Data extracted from a collection

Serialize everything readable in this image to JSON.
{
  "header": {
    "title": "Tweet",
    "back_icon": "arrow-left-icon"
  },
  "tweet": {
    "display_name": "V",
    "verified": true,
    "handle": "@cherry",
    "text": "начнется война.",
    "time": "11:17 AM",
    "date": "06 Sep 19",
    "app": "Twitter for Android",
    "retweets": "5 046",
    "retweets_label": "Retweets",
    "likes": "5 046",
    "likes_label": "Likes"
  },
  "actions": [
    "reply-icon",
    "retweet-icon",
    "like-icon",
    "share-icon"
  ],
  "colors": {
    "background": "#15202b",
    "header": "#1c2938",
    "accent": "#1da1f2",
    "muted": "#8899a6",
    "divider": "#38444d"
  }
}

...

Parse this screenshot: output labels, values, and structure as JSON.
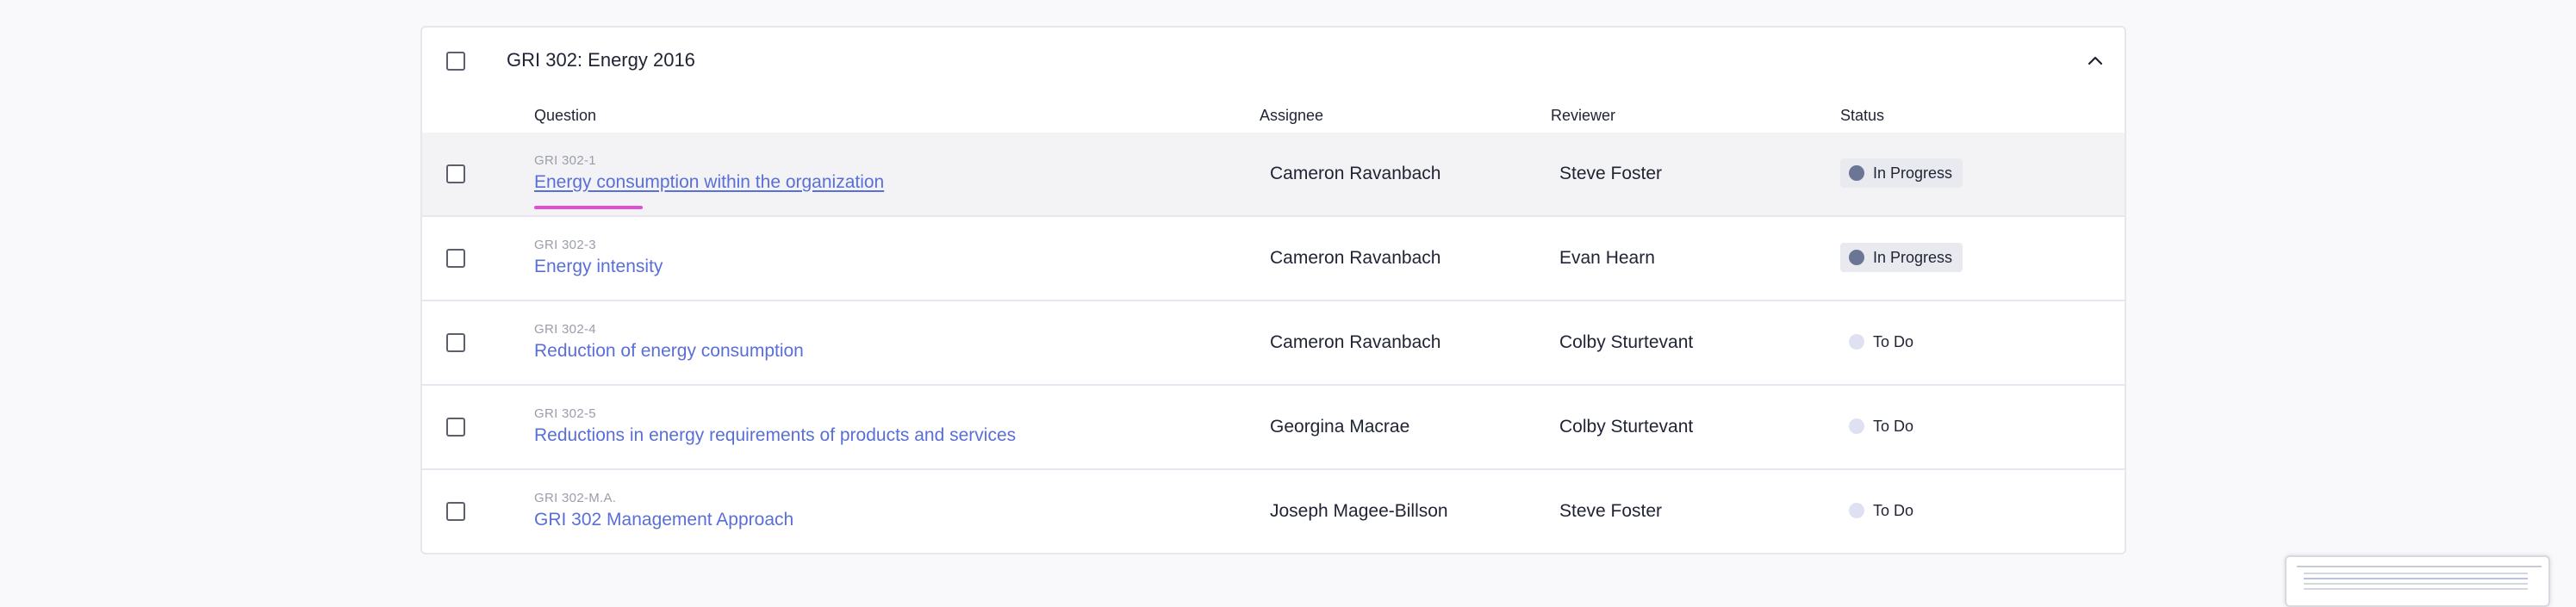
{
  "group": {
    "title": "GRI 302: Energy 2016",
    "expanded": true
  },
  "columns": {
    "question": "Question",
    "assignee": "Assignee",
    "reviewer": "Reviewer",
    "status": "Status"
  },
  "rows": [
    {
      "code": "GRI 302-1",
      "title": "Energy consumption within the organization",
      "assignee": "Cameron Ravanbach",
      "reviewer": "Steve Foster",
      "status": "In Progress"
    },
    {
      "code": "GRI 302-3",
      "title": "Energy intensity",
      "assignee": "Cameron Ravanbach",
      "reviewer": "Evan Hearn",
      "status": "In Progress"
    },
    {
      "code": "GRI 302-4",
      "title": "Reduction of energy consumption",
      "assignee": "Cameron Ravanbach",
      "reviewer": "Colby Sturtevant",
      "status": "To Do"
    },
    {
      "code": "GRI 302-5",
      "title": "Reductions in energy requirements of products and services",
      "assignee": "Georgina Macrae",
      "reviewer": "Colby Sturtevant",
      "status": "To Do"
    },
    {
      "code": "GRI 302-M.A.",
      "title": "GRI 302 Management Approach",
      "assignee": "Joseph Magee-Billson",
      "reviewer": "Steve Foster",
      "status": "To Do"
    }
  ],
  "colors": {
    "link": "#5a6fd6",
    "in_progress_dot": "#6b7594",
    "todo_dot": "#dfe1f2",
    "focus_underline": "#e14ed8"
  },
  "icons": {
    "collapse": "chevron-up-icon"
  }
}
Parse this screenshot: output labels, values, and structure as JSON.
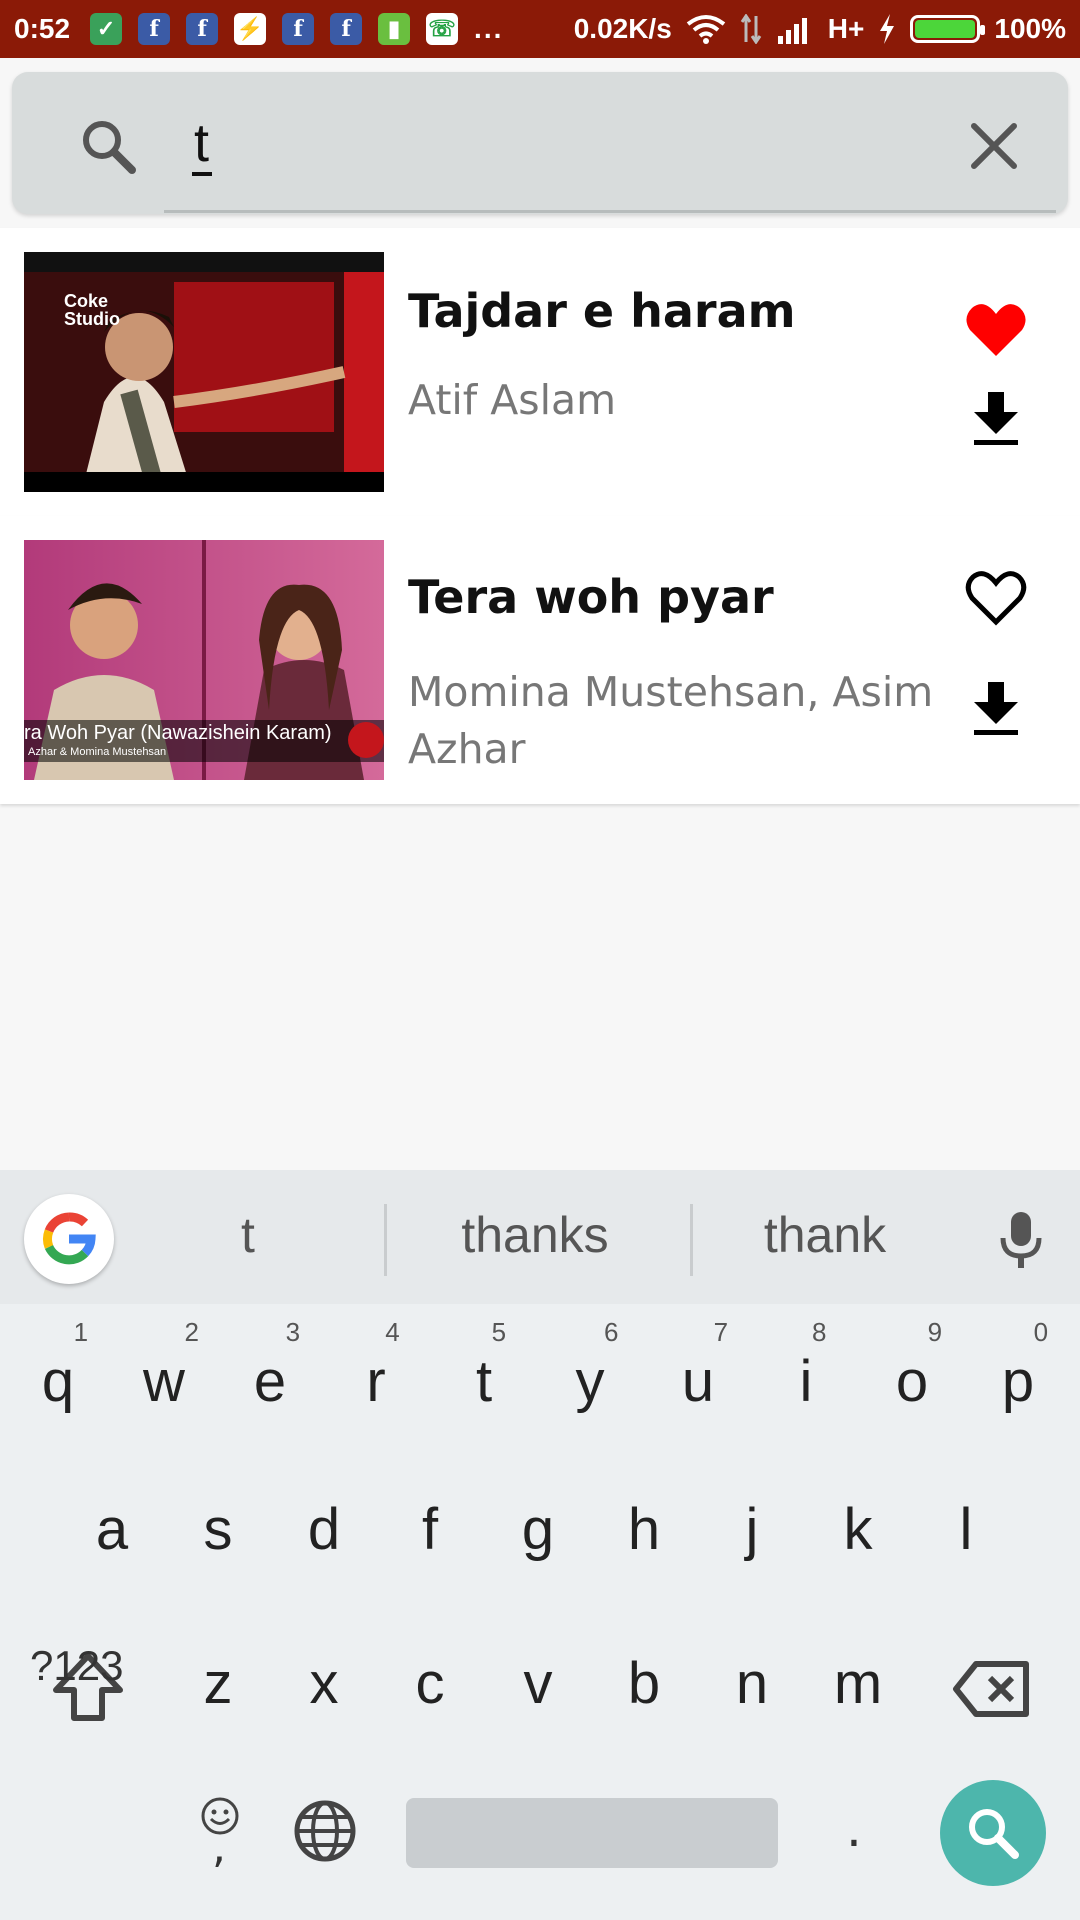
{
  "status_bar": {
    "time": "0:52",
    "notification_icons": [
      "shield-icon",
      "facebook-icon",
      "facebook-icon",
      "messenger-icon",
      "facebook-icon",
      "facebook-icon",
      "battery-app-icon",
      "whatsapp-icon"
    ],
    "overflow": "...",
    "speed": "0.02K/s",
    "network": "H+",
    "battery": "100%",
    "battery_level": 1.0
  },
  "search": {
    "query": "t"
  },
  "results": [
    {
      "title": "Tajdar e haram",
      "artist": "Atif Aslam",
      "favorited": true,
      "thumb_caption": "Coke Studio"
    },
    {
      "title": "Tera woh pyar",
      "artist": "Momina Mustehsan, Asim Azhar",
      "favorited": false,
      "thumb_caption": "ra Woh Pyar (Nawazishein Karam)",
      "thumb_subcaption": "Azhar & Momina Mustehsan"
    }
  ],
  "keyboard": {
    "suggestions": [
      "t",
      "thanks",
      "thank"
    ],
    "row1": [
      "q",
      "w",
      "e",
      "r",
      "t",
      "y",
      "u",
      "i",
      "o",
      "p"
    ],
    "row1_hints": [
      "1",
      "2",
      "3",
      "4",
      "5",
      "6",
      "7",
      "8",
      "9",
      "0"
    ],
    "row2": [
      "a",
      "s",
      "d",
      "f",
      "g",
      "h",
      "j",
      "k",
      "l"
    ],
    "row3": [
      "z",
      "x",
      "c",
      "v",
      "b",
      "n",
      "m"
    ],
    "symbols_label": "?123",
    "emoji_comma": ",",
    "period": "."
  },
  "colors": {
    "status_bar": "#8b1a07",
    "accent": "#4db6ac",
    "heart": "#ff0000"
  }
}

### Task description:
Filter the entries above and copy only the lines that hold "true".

### Answer area:
    "verified": true,
    "expanded": true
      "favorited": true,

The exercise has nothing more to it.